Problem to solve — From the entries below, return every line that includes the word "open".

Raw data —
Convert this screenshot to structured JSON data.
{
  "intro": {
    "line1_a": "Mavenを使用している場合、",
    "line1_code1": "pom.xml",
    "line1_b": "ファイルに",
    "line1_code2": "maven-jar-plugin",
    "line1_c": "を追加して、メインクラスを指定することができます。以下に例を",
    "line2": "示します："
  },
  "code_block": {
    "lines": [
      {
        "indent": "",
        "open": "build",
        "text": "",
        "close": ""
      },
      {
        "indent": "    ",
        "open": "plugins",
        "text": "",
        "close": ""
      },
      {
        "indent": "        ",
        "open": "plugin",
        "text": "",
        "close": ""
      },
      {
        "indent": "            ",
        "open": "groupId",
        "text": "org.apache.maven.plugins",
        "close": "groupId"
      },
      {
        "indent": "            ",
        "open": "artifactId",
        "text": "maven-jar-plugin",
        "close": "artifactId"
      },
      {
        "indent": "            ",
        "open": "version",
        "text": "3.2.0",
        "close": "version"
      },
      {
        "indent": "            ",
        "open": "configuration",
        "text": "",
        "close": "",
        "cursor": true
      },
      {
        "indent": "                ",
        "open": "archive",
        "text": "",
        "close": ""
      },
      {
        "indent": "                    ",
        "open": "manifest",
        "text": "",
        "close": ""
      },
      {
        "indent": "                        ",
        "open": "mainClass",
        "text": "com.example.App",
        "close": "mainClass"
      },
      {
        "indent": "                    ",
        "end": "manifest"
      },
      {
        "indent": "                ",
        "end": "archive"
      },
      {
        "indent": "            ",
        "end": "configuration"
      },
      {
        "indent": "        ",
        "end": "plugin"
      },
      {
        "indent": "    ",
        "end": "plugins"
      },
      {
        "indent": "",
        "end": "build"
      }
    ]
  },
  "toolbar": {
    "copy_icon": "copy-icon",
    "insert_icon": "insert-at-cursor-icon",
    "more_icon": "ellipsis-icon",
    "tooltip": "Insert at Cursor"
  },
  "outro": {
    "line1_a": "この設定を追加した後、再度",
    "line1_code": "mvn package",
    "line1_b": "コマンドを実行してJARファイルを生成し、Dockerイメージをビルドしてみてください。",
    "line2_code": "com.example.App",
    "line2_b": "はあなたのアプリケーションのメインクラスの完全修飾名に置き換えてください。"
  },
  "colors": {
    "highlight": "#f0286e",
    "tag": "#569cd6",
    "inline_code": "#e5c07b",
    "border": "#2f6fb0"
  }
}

Result below —
        "open": "build",
        "open": "plugins",
        "open": "plugin",
        "open": "groupId",
        "open": "artifactId",
        "open": "version",
        "open": "configuration",
        "open": "archive",
        "open": "manifest",
        "open": "mainClass",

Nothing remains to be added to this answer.